__WHAT IS EXPECTED__
Every line of the data that contains the string "icon" must be copied.

--- ENTRIES PROVIDED Enclosed Below ---

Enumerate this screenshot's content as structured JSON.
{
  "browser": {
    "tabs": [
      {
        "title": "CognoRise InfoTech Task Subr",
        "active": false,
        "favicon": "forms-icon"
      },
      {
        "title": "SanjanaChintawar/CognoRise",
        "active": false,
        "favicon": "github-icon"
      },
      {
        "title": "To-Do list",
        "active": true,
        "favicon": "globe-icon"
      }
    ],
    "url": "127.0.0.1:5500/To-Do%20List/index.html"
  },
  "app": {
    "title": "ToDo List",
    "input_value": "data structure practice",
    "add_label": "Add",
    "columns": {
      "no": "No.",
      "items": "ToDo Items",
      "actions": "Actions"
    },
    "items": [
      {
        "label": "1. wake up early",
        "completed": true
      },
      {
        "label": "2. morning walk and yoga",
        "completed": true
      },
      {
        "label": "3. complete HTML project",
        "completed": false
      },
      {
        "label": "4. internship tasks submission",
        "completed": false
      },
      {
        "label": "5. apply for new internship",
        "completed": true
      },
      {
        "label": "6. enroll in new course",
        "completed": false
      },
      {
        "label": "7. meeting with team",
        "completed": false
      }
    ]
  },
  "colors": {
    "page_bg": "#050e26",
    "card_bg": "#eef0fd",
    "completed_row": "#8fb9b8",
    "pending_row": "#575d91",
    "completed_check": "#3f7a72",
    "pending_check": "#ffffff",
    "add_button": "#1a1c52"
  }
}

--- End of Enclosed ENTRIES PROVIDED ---

__TASK ANSWER__
        "favicon": "forms-icon"
        "favicon": "github-icon"
        "favicon": "globe-icon"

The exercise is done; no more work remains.